Data shown ▸
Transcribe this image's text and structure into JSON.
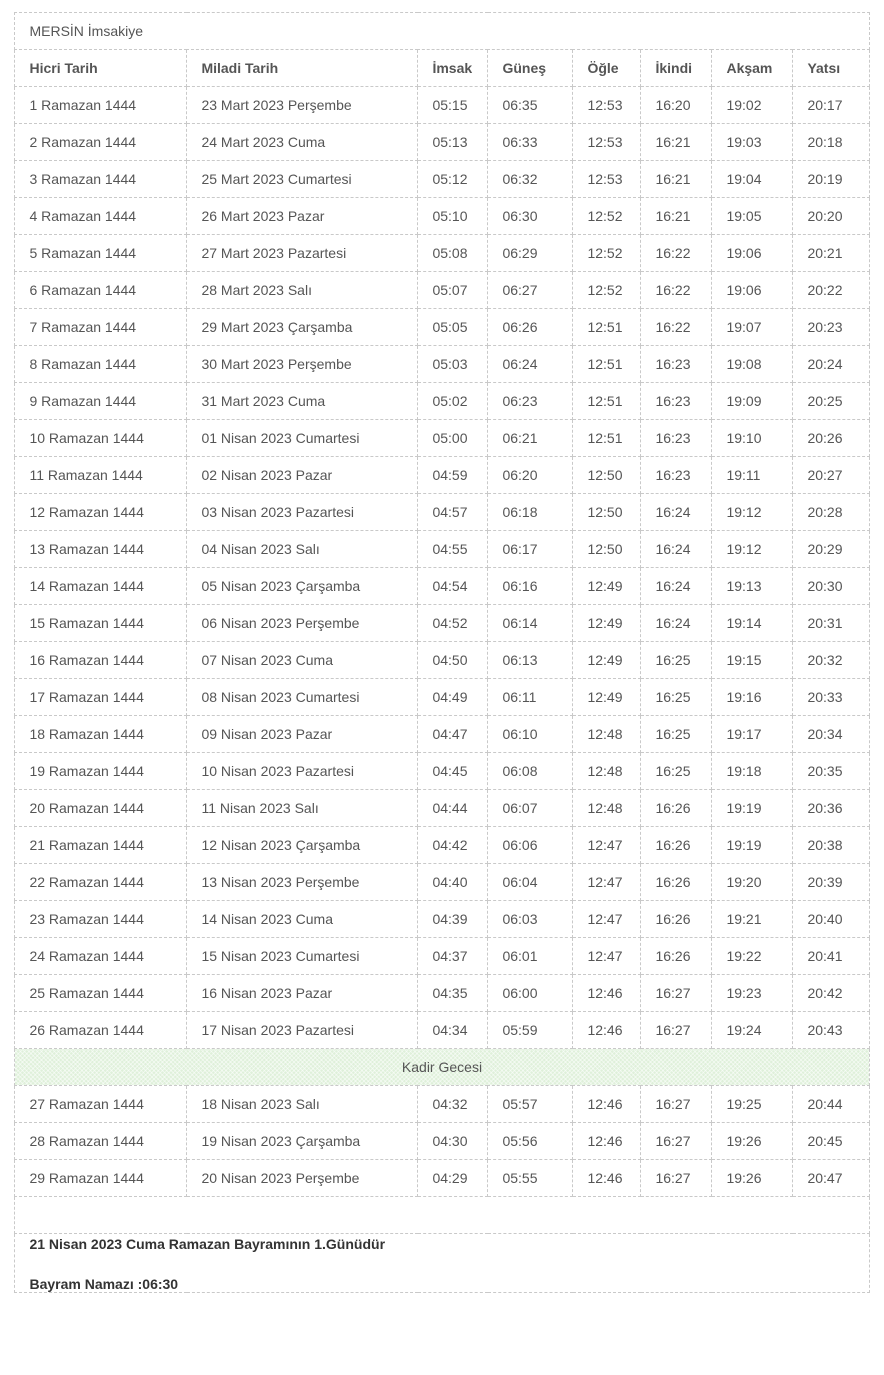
{
  "page": {
    "title": "MERSİN İmsakiye"
  },
  "table": {
    "columns": [
      "Hicri Tarih",
      "Miladi Tarih",
      "İmsak",
      "Güneş",
      "Öğle",
      "İkindi",
      "Akşam",
      "Yatsı"
    ],
    "rows": [
      {
        "hicri": "1 Ramazan 1444",
        "miladi": "23 Mart 2023 Perşembe",
        "imsak": "05:15",
        "gunes": "06:35",
        "ogle": "12:53",
        "ikindi": "16:20",
        "aksam": "19:02",
        "yatsi": "20:17"
      },
      {
        "hicri": "2 Ramazan 1444",
        "miladi": "24 Mart 2023 Cuma",
        "imsak": "05:13",
        "gunes": "06:33",
        "ogle": "12:53",
        "ikindi": "16:21",
        "aksam": "19:03",
        "yatsi": "20:18"
      },
      {
        "hicri": "3 Ramazan 1444",
        "miladi": "25 Mart 2023 Cumartesi",
        "imsak": "05:12",
        "gunes": "06:32",
        "ogle": "12:53",
        "ikindi": "16:21",
        "aksam": "19:04",
        "yatsi": "20:19"
      },
      {
        "hicri": "4 Ramazan 1444",
        "miladi": "26 Mart 2023 Pazar",
        "imsak": "05:10",
        "gunes": "06:30",
        "ogle": "12:52",
        "ikindi": "16:21",
        "aksam": "19:05",
        "yatsi": "20:20"
      },
      {
        "hicri": "5 Ramazan 1444",
        "miladi": "27 Mart 2023 Pazartesi",
        "imsak": "05:08",
        "gunes": "06:29",
        "ogle": "12:52",
        "ikindi": "16:22",
        "aksam": "19:06",
        "yatsi": "20:21"
      },
      {
        "hicri": "6 Ramazan 1444",
        "miladi": "28 Mart 2023 Salı",
        "imsak": "05:07",
        "gunes": "06:27",
        "ogle": "12:52",
        "ikindi": "16:22",
        "aksam": "19:06",
        "yatsi": "20:22"
      },
      {
        "hicri": "7 Ramazan 1444",
        "miladi": "29 Mart 2023 Çarşamba",
        "imsak": "05:05",
        "gunes": "06:26",
        "ogle": "12:51",
        "ikindi": "16:22",
        "aksam": "19:07",
        "yatsi": "20:23"
      },
      {
        "hicri": "8 Ramazan 1444",
        "miladi": "30 Mart 2023 Perşembe",
        "imsak": "05:03",
        "gunes": "06:24",
        "ogle": "12:51",
        "ikindi": "16:23",
        "aksam": "19:08",
        "yatsi": "20:24"
      },
      {
        "hicri": "9 Ramazan 1444",
        "miladi": "31 Mart 2023 Cuma",
        "imsak": "05:02",
        "gunes": "06:23",
        "ogle": "12:51",
        "ikindi": "16:23",
        "aksam": "19:09",
        "yatsi": "20:25"
      },
      {
        "hicri": "10 Ramazan 1444",
        "miladi": "01 Nisan 2023 Cumartesi",
        "imsak": "05:00",
        "gunes": "06:21",
        "ogle": "12:51",
        "ikindi": "16:23",
        "aksam": "19:10",
        "yatsi": "20:26"
      },
      {
        "hicri": "11 Ramazan 1444",
        "miladi": "02 Nisan 2023 Pazar",
        "imsak": "04:59",
        "gunes": "06:20",
        "ogle": "12:50",
        "ikindi": "16:23",
        "aksam": "19:11",
        "yatsi": "20:27"
      },
      {
        "hicri": "12 Ramazan 1444",
        "miladi": "03 Nisan 2023 Pazartesi",
        "imsak": "04:57",
        "gunes": "06:18",
        "ogle": "12:50",
        "ikindi": "16:24",
        "aksam": "19:12",
        "yatsi": "20:28"
      },
      {
        "hicri": "13 Ramazan 1444",
        "miladi": "04 Nisan 2023 Salı",
        "imsak": "04:55",
        "gunes": "06:17",
        "ogle": "12:50",
        "ikindi": "16:24",
        "aksam": "19:12",
        "yatsi": "20:29"
      },
      {
        "hicri": "14 Ramazan 1444",
        "miladi": "05 Nisan 2023 Çarşamba",
        "imsak": "04:54",
        "gunes": "06:16",
        "ogle": "12:49",
        "ikindi": "16:24",
        "aksam": "19:13",
        "yatsi": "20:30"
      },
      {
        "hicri": "15 Ramazan 1444",
        "miladi": "06 Nisan 2023 Perşembe",
        "imsak": "04:52",
        "gunes": "06:14",
        "ogle": "12:49",
        "ikindi": "16:24",
        "aksam": "19:14",
        "yatsi": "20:31"
      },
      {
        "hicri": "16 Ramazan 1444",
        "miladi": "07 Nisan 2023 Cuma",
        "imsak": "04:50",
        "gunes": "06:13",
        "ogle": "12:49",
        "ikindi": "16:25",
        "aksam": "19:15",
        "yatsi": "20:32"
      },
      {
        "hicri": "17 Ramazan 1444",
        "miladi": "08 Nisan 2023 Cumartesi",
        "imsak": "04:49",
        "gunes": "06:11",
        "ogle": "12:49",
        "ikindi": "16:25",
        "aksam": "19:16",
        "yatsi": "20:33"
      },
      {
        "hicri": "18 Ramazan 1444",
        "miladi": "09 Nisan 2023 Pazar",
        "imsak": "04:47",
        "gunes": "06:10",
        "ogle": "12:48",
        "ikindi": "16:25",
        "aksam": "19:17",
        "yatsi": "20:34"
      },
      {
        "hicri": "19 Ramazan 1444",
        "miladi": "10 Nisan 2023 Pazartesi",
        "imsak": "04:45",
        "gunes": "06:08",
        "ogle": "12:48",
        "ikindi": "16:25",
        "aksam": "19:18",
        "yatsi": "20:35"
      },
      {
        "hicri": "20 Ramazan 1444",
        "miladi": "11 Nisan 2023 Salı",
        "imsak": "04:44",
        "gunes": "06:07",
        "ogle": "12:48",
        "ikindi": "16:26",
        "aksam": "19:19",
        "yatsi": "20:36"
      },
      {
        "hicri": "21 Ramazan 1444",
        "miladi": "12 Nisan 2023 Çarşamba",
        "imsak": "04:42",
        "gunes": "06:06",
        "ogle": "12:47",
        "ikindi": "16:26",
        "aksam": "19:19",
        "yatsi": "20:38"
      },
      {
        "hicri": "22 Ramazan 1444",
        "miladi": "13 Nisan 2023 Perşembe",
        "imsak": "04:40",
        "gunes": "06:04",
        "ogle": "12:47",
        "ikindi": "16:26",
        "aksam": "19:20",
        "yatsi": "20:39"
      },
      {
        "hicri": "23 Ramazan 1444",
        "miladi": "14 Nisan 2023 Cuma",
        "imsak": "04:39",
        "gunes": "06:03",
        "ogle": "12:47",
        "ikindi": "16:26",
        "aksam": "19:21",
        "yatsi": "20:40"
      },
      {
        "hicri": "24 Ramazan 1444",
        "miladi": "15 Nisan 2023 Cumartesi",
        "imsak": "04:37",
        "gunes": "06:01",
        "ogle": "12:47",
        "ikindi": "16:26",
        "aksam": "19:22",
        "yatsi": "20:41"
      },
      {
        "hicri": "25 Ramazan 1444",
        "miladi": "16 Nisan 2023 Pazar",
        "imsak": "04:35",
        "gunes": "06:00",
        "ogle": "12:46",
        "ikindi": "16:27",
        "aksam": "19:23",
        "yatsi": "20:42"
      },
      {
        "hicri": "26 Ramazan 1444",
        "miladi": "17 Nisan 2023 Pazartesi",
        "imsak": "04:34",
        "gunes": "05:59",
        "ogle": "12:46",
        "ikindi": "16:27",
        "aksam": "19:24",
        "yatsi": "20:43"
      },
      {
        "hicri": "27 Ramazan 1444",
        "miladi": "18 Nisan 2023 Salı",
        "imsak": "04:32",
        "gunes": "05:57",
        "ogle": "12:46",
        "ikindi": "16:27",
        "aksam": "19:25",
        "yatsi": "20:44"
      },
      {
        "hicri": "28 Ramazan 1444",
        "miladi": "19 Nisan 2023 Çarşamba",
        "imsak": "04:30",
        "gunes": "05:56",
        "ogle": "12:46",
        "ikindi": "16:27",
        "aksam": "19:26",
        "yatsi": "20:45"
      },
      {
        "hicri": "29 Ramazan 1444",
        "miladi": "20 Nisan 2023 Perşembe",
        "imsak": "04:29",
        "gunes": "05:55",
        "ogle": "12:46",
        "ikindi": "16:27",
        "aksam": "19:26",
        "yatsi": "20:47"
      }
    ],
    "kadir_row": {
      "label": "Kadir Gecesi",
      "after_row_index": 25,
      "highlight_color": "#dff0da"
    }
  },
  "footer": {
    "line1": "21 Nisan 2023 Cuma Ramazan Bayramının 1.Günüdür",
    "line2": "Bayram Namazı :06:30"
  }
}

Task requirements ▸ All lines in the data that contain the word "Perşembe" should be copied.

Result for this exercise ▸
        "miladi": "23 Mart 2023 Perşembe",
        "miladi": "30 Mart 2023 Perşembe",
        "miladi": "06 Nisan 2023 Perşembe",
        "miladi": "13 Nisan 2023 Perşembe",
        "miladi": "20 Nisan 2023 Perşembe",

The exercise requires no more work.